**Exercise objective:** Each line of the records that holds "help" should be shown in full.

*** Opening of Extracted data ***

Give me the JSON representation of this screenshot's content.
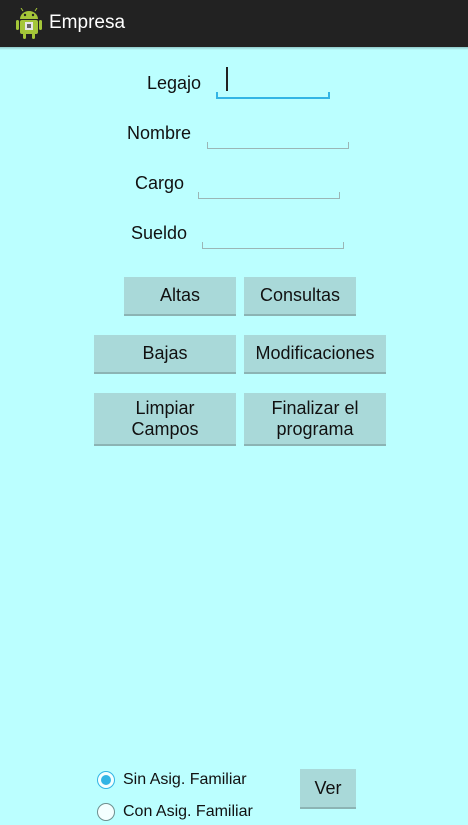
{
  "app": {
    "title": "Empresa",
    "icon": "android-icon"
  },
  "form": {
    "legajo_label": "Legajo",
    "nombre_label": "Nombre",
    "cargo_label": "Cargo",
    "sueldo_label": "Sueldo",
    "legajo_value": "",
    "nombre_value": "",
    "cargo_value": "",
    "sueldo_value": ""
  },
  "buttons": {
    "altas": "Altas",
    "consultas": "Consultas",
    "bajas": "Bajas",
    "modificaciones": "Modificaciones",
    "limpiar": "Limpiar\nCampos",
    "finalizar": "Finalizar el\nprograma",
    "ver": "Ver"
  },
  "radios": {
    "sin_asig": "Sin Asig. Familiar",
    "con_asig": "Con Asig. Familiar",
    "selected": "sin_asig"
  },
  "colors": {
    "background": "#bbffff",
    "actionbar": "#222222",
    "button": "#a9d9d9",
    "accent": "#33b5e5"
  }
}
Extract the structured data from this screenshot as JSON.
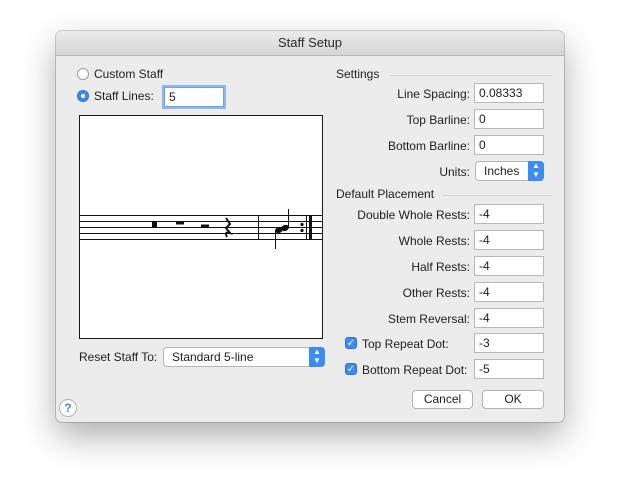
{
  "window": {
    "title": "Staff Setup"
  },
  "staff_type": {
    "custom_label": "Custom Staff",
    "staff_lines_label": "Staff Lines:",
    "staff_lines_value": "5",
    "selected": "Staff Lines"
  },
  "reset": {
    "label": "Reset Staff To:",
    "value": "Standard 5-line"
  },
  "settings": {
    "header": "Settings",
    "line_spacing_label": "Line Spacing:",
    "line_spacing_value": "0.08333",
    "top_barline_label": "Top Barline:",
    "top_barline_value": "0",
    "bottom_barline_label": "Bottom Barline:",
    "bottom_barline_value": "0",
    "units_label": "Units:",
    "units_value": "Inches"
  },
  "placement": {
    "header": "Default Placement",
    "double_whole_label": "Double Whole Rests:",
    "double_whole_value": "-4",
    "whole_label": "Whole Rests:",
    "whole_value": "-4",
    "half_label": "Half Rests:",
    "half_value": "-4",
    "other_label": "Other Rests:",
    "other_value": "-4",
    "stem_label": "Stem Reversal:",
    "stem_value": "-4",
    "top_repeat_label": "Top Repeat Dot:",
    "top_repeat_value": "-3",
    "top_repeat_checked": true,
    "bottom_repeat_label": "Bottom Repeat Dot:",
    "bottom_repeat_value": "-5",
    "bottom_repeat_checked": true
  },
  "buttons": {
    "cancel": "Cancel",
    "ok": "OK",
    "help": "?"
  },
  "icons": {
    "stepper": "up-down-chevron-icon",
    "check": "checkmark-icon",
    "help": "question-mark-icon"
  },
  "colors": {
    "accent": "#3b8df5",
    "window_bg": "#ececec"
  }
}
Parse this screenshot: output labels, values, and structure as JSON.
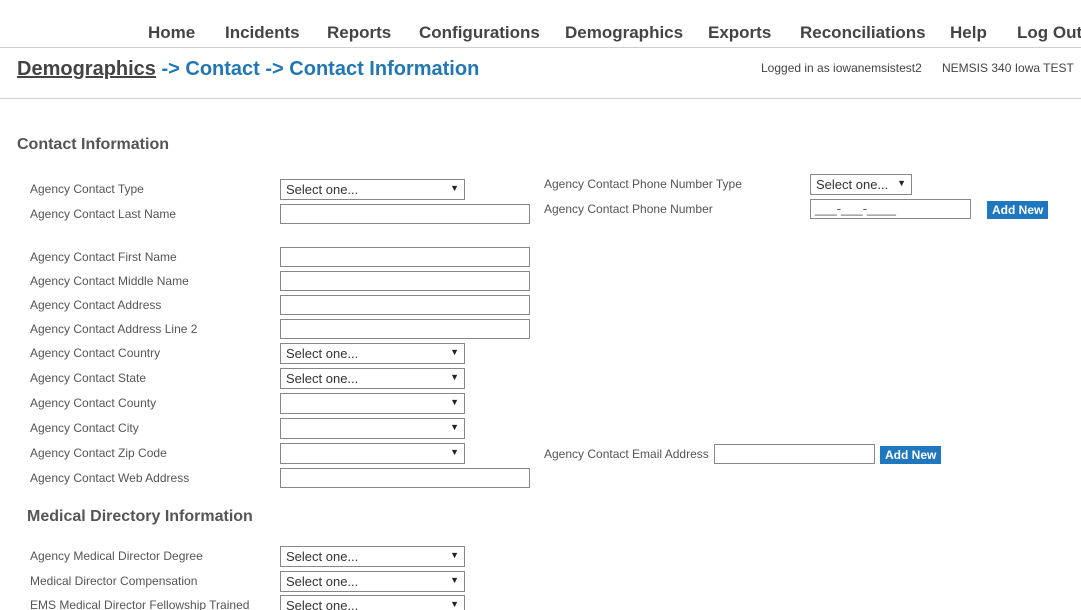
{
  "nav": {
    "home": "Home",
    "incidents": "Incidents",
    "reports": "Reports",
    "configurations": "Configurations",
    "demographics": "Demographics",
    "exports": "Exports",
    "reconciliations": "Reconciliations",
    "help": "Help",
    "logout": "Log Out"
  },
  "breadcrumb": {
    "root": "Demographics",
    "sep1": " -> ",
    "mid": "Contact",
    "sep2": " -> ",
    "current": "Contact Information"
  },
  "session": {
    "logged_in": "Logged in as iowanemsistest2",
    "environment": "NEMSIS 340 Iowa TEST"
  },
  "contact": {
    "title": "Contact Information",
    "type_label": "Agency Contact Type",
    "type_value": "Select one...",
    "last_name_label": "Agency Contact Last Name",
    "last_name_value": "",
    "first_name_label": "Agency Contact First Name",
    "first_name_value": "",
    "middle_name_label": "Agency Contact Middle Name",
    "middle_name_value": "",
    "address_label": "Agency Contact Address",
    "address_value": "",
    "address2_label": "Agency Contact Address Line 2",
    "address2_value": "",
    "country_label": "Agency Contact Country",
    "country_value": "Select one...",
    "state_label": "Agency Contact State",
    "state_value": "Select one...",
    "county_label": "Agency Contact County",
    "county_value": "",
    "city_label": "Agency Contact City",
    "city_value": "",
    "zip_label": "Agency Contact Zip Code",
    "zip_value": "",
    "web_label": "Agency Contact Web Address",
    "web_value": "",
    "phone_type_label": "Agency Contact Phone Number Type",
    "phone_type_value": "Select one...",
    "phone_label": "Agency Contact Phone Number",
    "phone_placeholder": "___-___-____",
    "phone_add": "Add New",
    "email_label": "Agency Contact Email Address",
    "email_value": "",
    "email_add": "Add New"
  },
  "medical": {
    "title": "Medical Directory Information",
    "degree_label": "Agency Medical Director Degree",
    "degree_value": "Select one...",
    "compensation_label": "Medical Director Compensation",
    "compensation_value": "Select one...",
    "fellowship_label": "EMS Medical Director Fellowship Trained",
    "fellowship_value": "Select one..."
  },
  "icons": {
    "dropdown": "▼"
  }
}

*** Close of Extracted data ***

**Solved exercise:**
    "help": "?"
    "help": "question-mark-icon"
    "help": "Help",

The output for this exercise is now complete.